The day was sunny and bright, though a bit chilly. I’d visited Martin a few weeks earlier this year at their house. Rita was in a home and he visited her every afternoon. He came from hospital in a special taxi and was in a wheel chair as he had a stroke a couple of weeks ago. He looked frail, but the longer he was with us his spirits improved and his memory got better and better. I spoke with him a couple of times: once when he arrived at the church, and then again at the house where there were drinks and some food. We had a friendly exchange and I explained that I was also there on behalf of my family all of whom had spent time at Burnham Market. We would usually visit at least on Anya’s birthday, as she likes to be near the sea on that day, and the north Norfolk coast is the nearest coast to us. I’d also been there with Ziella and Orlanda when they were teenagers, and Zie swam in the sea with Martin, and her friend Amy. Zie had also visited Rita’s eldest daughter Marian in L’Aquila, where she and her husband Mark run a language school. The funeral happened to be held on the fourth anniversary of the L’Aquila earthquake that destroyed their home and school. I also told Martin that my former manager Jane Quinn wanted to be remembered to him. I clarified who Jane was by mentioning the 1998 Westminster Cathedral Lockerbie Memorial concert. He smiled and said “ah, yes, Jane. Please do give her my love.”

The whole family was there – children and grandchildren, one of whom, William had flown from Chicago where he is a professor of physics at the university and who I had first met at Richard’s wedding when he was around 10 years old…

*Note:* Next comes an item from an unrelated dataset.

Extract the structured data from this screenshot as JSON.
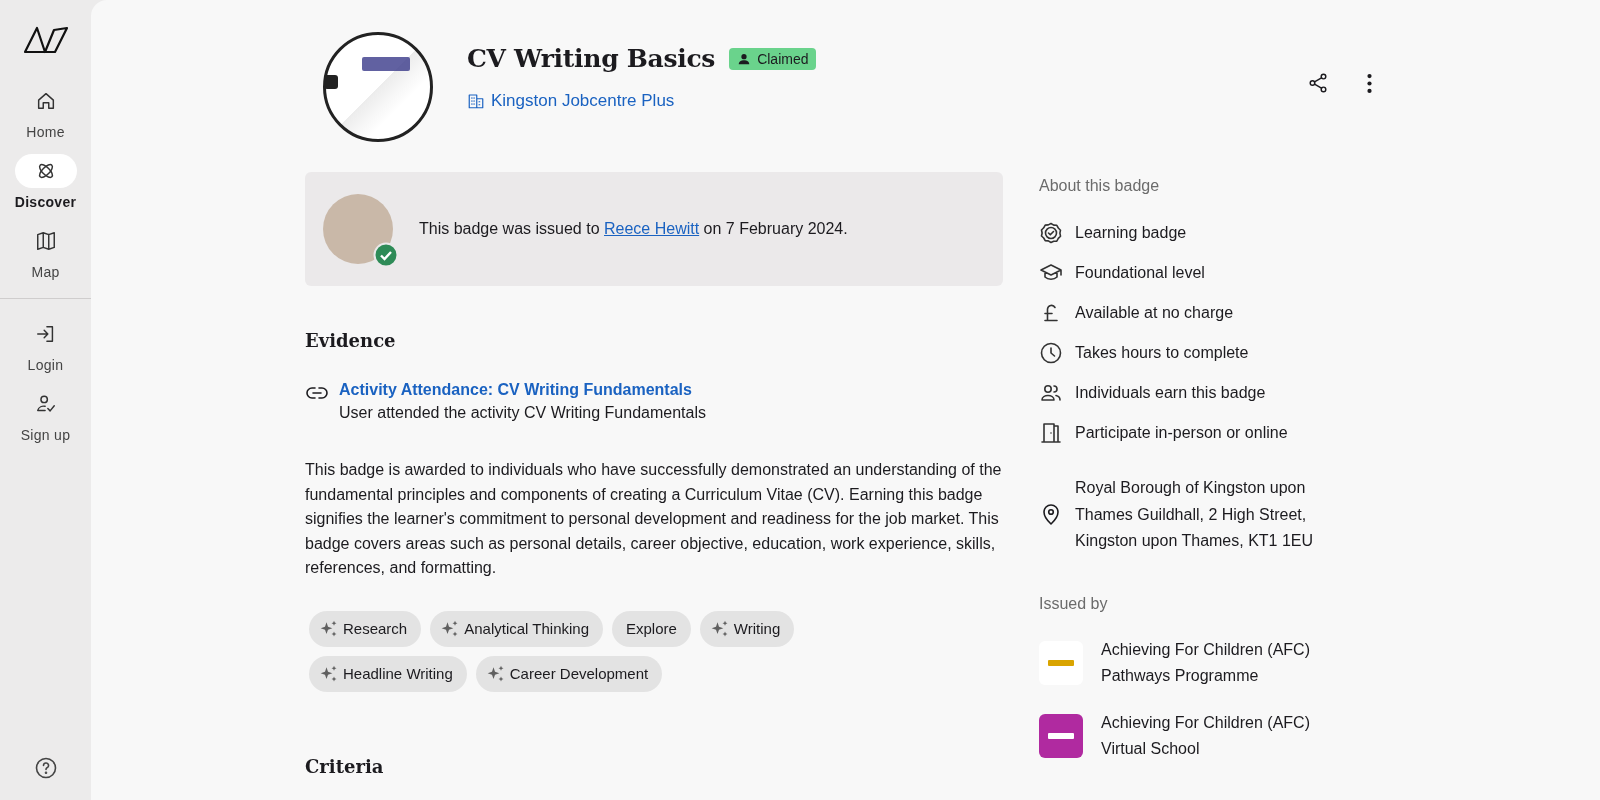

The funeral was simple and very effective. Each member of the family contributed. Richard gave a very good eulogy, Marian read a poem by John Clare, Julia spoke the Prayer of St Ignatius Loyola, and the vicar, who’d known the family since they moved to Norfolk over twenty years ago, was very good too. Richard’s daughter Cecilia sang Dvorak’s Lullaby, very touchingly, accompanied by her boyfriend Calum who played the organ for the whole service. In Paradisum from Cadman Requiem was played as a processional for leaving the church. Calum had adapted it so that the vocal parts written for the Hilliard Ensemble were to be on one manual, the two manuals of the organ part were combined onto one. However, the organ turned out to have only one manual, which limited the piece, and some of the pedals were a bit erratic in response (!), but Calum played manfully and it did work and felt right.

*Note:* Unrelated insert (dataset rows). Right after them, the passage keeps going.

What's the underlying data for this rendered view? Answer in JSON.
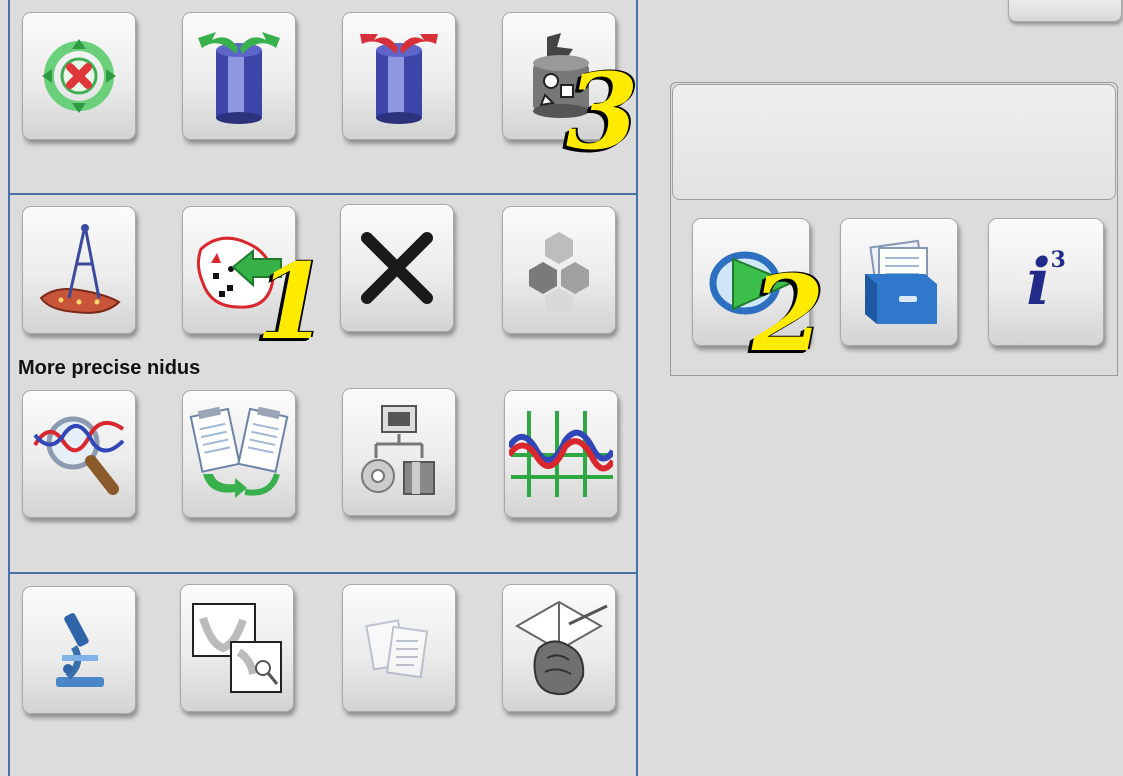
{
  "left_panel": {
    "section_label": "More precise nidus"
  },
  "toolbar_icons": {
    "row1": [
      "target-arrows-icon",
      "cylinder-green-arrows-icon",
      "cylinder-red-arrows-icon",
      "cylinder-shapes-icon"
    ],
    "row2": [
      "compass-measure-icon",
      "region-points-arrow-icon",
      "close-x-icon",
      "hexagon-cluster-icon"
    ],
    "row3": [
      "waveform-magnifier-icon",
      "document-swap-icon",
      "export-workflow-icon",
      "waveform-grid-icon"
    ],
    "row4": [
      "microscope-icon",
      "image-compare-icon",
      "clipboard-notes-icon",
      "heart-slices-icon"
    ]
  },
  "right_panel": {
    "buttons": [
      "play-circle-icon",
      "file-box-icon",
      "info-i3-icon"
    ],
    "info_icon_text": "i",
    "info_icon_sup": "3"
  },
  "callouts": [
    "1",
    "2",
    "3"
  ],
  "colors": {
    "panel_border": "#4a6fa5",
    "callout_fill": "#ffeb00",
    "background": "#dcdcdc"
  }
}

I had arrived there quite early, about an hour before the service, and sat in the churchyard, from which the sea is visible just beyond the fields to the North. I spoke at some length with the sexton, a quietly solid local man with a strong Norfolk accent, who had dug graves in over a hundred churchyards in the area, all by hand, and who had dug Rita’s grave too (she is buried next to the church). He was quite remarkable. He pointed out the graves of his sister and his mother – both of which he had dug – and explained the structure of the churchyard and how this area was for people from this village, that area was for another one and so on. He’d done this for 36 years, and knew the Cadman family quite well as he also looked after the church next to their house.

Martin and Rita were devoted to each other and were almost the perfect couple. They would have celebrated their sixty third wedding anniversary this year.

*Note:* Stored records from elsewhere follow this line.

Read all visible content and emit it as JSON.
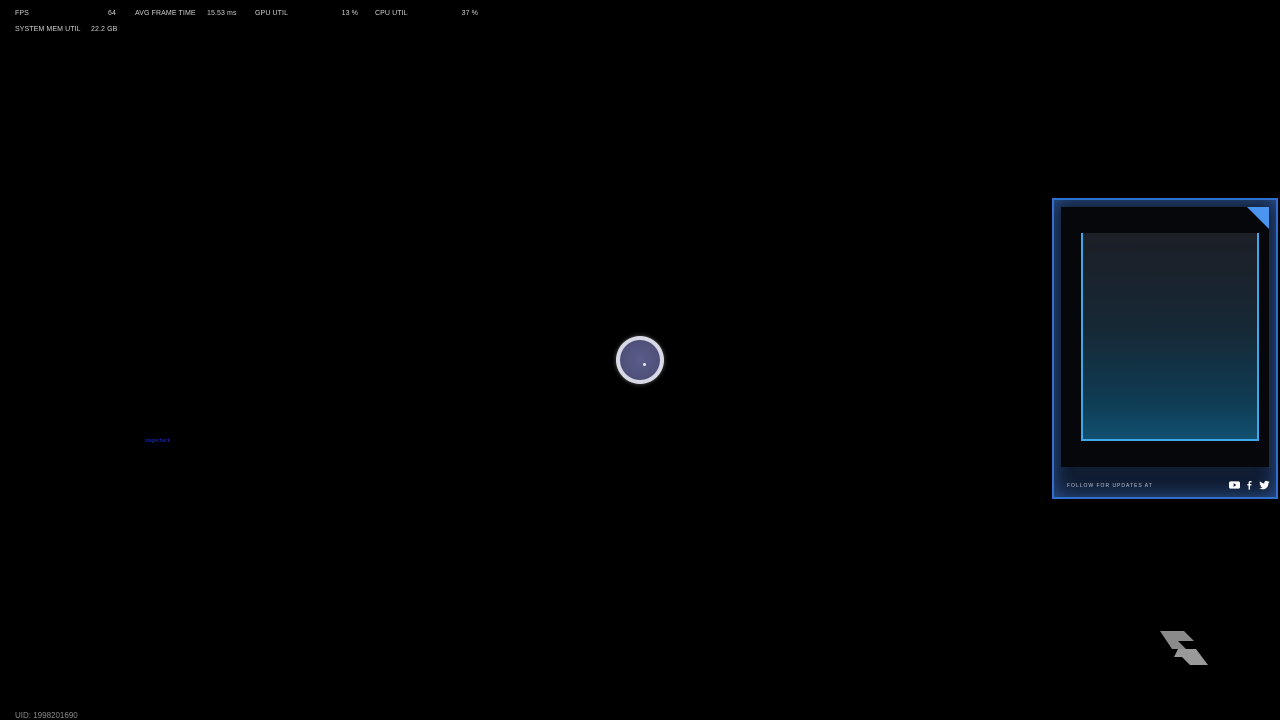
{
  "perf": {
    "fps_label": "FPS",
    "fps_value": "64",
    "avg_frame_label": "AVG FRAME TIME",
    "avg_frame_value": "15.53 ms",
    "gpu_label": "GPU UTIL",
    "gpu_value": "13 %",
    "cpu_label": "CPU UTIL",
    "cpu_value": "37 %",
    "mem_label": "SYSTEM MEM UTIL",
    "mem_value": "22.2 GB"
  },
  "blue_text": "stagecheck",
  "promo": {
    "footer_text": "FOLLOW FOR UPDATES AT",
    "socials": [
      "youtube-icon",
      "facebook-icon",
      "twitter-icon"
    ]
  },
  "uid": "UID: 1998201690",
  "colors": {
    "background": "#000000",
    "accent_blue": "#2f6fd0",
    "spinner_fill": "#50527c"
  }
}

The memory of Rita’s funeral will live with me for a long time.



Gavin Bryars